§ Work order: For the word "Show", count the lines of the records that hold it, and give only that number.

━━━━━━━━━━━━━━━━━━━━━━━━━━━━━━

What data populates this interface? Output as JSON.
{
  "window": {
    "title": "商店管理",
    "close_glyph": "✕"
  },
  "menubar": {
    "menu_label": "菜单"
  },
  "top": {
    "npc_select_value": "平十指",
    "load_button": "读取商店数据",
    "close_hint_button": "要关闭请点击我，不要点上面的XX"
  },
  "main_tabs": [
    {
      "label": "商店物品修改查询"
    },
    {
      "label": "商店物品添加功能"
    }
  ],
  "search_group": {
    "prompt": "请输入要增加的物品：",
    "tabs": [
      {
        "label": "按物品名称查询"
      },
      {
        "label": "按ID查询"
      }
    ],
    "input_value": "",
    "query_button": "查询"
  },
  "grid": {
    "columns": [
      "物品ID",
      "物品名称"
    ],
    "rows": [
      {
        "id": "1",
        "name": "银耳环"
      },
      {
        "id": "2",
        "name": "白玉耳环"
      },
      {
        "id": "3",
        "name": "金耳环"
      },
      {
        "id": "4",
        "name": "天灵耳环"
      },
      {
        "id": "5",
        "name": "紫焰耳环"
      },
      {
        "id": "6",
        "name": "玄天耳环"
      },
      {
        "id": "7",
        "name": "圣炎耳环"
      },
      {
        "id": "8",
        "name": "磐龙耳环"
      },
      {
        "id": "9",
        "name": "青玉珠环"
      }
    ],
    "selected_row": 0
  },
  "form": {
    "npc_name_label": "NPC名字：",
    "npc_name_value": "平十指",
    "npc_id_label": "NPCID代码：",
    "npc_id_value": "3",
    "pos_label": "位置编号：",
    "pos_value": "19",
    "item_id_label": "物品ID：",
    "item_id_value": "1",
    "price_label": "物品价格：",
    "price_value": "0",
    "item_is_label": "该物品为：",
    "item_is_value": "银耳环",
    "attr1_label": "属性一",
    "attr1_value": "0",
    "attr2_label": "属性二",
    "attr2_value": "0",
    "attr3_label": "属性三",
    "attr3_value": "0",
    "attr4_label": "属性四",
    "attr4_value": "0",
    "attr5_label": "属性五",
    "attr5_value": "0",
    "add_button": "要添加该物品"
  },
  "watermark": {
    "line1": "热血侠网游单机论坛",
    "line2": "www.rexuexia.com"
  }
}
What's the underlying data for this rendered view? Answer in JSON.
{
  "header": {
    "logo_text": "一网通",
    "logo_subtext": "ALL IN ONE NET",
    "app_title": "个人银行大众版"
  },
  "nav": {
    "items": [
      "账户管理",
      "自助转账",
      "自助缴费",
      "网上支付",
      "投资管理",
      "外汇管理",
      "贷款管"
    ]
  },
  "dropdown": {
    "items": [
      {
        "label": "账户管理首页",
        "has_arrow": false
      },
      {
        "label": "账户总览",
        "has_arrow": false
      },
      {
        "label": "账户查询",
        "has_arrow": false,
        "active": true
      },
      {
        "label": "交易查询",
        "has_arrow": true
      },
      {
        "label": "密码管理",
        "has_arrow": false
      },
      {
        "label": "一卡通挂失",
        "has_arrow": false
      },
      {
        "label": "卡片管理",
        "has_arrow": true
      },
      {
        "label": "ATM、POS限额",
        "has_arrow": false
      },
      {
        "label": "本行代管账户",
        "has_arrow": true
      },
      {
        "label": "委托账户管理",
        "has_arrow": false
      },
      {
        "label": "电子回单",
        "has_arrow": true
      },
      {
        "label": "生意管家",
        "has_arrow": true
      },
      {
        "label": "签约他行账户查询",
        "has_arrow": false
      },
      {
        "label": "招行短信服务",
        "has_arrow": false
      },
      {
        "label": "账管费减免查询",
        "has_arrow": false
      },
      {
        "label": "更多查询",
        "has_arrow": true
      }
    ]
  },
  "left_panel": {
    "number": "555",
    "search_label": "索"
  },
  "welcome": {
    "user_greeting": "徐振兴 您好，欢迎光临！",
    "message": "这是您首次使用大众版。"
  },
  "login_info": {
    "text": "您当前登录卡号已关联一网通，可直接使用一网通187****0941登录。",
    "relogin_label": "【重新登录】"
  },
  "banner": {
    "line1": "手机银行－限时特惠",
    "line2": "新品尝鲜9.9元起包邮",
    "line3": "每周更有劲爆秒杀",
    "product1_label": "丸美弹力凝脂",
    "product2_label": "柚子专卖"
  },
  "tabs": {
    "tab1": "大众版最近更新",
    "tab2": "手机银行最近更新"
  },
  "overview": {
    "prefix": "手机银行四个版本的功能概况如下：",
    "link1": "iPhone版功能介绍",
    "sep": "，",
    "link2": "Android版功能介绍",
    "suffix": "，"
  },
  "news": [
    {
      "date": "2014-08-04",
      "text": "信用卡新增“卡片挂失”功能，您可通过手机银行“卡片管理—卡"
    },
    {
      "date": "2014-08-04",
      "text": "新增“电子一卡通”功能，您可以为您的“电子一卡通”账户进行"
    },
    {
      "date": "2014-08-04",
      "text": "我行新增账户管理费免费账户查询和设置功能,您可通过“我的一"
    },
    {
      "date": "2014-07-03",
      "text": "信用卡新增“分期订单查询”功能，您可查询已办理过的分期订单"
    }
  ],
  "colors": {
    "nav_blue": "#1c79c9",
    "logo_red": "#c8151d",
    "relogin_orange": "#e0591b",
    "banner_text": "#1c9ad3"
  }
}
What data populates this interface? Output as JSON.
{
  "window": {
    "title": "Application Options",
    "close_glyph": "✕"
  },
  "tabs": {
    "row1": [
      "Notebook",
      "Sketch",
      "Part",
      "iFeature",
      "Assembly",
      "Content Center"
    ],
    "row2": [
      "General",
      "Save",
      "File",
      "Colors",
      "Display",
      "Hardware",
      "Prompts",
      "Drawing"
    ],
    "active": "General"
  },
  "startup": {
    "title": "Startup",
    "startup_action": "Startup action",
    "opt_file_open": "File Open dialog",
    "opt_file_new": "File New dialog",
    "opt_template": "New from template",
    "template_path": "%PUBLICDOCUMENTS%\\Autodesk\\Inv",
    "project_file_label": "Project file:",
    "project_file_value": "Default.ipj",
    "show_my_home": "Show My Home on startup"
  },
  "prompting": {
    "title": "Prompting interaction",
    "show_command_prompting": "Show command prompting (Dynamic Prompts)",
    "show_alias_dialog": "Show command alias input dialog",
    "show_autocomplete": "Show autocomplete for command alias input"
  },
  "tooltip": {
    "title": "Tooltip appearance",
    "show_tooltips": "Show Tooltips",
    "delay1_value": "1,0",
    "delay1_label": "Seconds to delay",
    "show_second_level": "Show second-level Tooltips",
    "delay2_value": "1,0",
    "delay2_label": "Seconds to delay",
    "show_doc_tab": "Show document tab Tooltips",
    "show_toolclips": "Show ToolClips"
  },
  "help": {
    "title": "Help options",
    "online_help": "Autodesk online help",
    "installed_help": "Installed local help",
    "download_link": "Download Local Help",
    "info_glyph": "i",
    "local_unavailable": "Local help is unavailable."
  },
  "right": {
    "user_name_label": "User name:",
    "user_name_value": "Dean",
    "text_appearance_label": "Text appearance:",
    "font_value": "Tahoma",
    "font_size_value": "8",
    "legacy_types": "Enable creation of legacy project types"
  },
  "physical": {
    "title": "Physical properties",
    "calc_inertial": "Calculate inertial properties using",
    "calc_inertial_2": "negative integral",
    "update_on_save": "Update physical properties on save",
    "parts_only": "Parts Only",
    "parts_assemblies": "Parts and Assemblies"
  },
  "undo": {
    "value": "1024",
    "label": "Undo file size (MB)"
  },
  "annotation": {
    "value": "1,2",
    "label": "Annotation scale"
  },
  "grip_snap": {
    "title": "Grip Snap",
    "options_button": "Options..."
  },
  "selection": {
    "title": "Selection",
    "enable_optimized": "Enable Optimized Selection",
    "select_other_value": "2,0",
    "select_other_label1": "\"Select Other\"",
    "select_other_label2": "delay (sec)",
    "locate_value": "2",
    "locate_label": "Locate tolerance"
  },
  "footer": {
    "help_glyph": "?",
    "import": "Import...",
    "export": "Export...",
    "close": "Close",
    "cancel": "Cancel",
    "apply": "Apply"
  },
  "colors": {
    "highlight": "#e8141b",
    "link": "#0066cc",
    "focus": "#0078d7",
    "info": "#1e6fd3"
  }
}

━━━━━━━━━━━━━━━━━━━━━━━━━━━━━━

§ Response below: 8